▶ _What is required_: Look through the entries below, please, and copy every line with the word "menu".

▶ _Provided records_:
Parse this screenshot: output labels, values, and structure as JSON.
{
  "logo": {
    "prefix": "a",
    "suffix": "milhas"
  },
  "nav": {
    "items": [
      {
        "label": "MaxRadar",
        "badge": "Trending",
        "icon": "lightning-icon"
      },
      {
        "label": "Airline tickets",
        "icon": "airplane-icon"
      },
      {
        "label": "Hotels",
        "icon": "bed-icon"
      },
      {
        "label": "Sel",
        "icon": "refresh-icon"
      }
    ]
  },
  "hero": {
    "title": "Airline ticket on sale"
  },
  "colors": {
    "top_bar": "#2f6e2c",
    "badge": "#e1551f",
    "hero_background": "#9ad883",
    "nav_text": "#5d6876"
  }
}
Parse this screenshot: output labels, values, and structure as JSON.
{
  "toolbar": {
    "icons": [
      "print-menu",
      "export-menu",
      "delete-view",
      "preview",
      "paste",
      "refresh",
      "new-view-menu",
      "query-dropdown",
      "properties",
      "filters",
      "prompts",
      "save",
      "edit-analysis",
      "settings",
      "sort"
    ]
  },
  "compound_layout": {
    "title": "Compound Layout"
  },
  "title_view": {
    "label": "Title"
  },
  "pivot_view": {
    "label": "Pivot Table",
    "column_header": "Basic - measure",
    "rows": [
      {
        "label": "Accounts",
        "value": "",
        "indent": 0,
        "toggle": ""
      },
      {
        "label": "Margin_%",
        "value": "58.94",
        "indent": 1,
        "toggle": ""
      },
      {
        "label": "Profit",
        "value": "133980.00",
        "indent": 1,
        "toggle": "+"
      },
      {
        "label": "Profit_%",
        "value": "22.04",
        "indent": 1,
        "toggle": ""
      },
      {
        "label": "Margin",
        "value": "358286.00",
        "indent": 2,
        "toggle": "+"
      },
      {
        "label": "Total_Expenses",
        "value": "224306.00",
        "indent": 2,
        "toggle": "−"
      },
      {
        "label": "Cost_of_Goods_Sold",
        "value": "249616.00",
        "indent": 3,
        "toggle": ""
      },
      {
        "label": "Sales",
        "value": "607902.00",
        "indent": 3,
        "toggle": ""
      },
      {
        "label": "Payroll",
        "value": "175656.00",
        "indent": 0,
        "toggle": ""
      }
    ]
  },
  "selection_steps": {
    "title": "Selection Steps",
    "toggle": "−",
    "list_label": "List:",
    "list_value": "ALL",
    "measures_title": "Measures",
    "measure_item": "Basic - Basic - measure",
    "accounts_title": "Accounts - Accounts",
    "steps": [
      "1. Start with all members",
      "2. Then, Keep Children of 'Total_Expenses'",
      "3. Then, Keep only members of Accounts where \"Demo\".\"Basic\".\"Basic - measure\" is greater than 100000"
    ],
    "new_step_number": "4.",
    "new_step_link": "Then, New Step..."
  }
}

▶ _Solution below_:
      "print-menu",
      "export-menu",
      "new-view-menu",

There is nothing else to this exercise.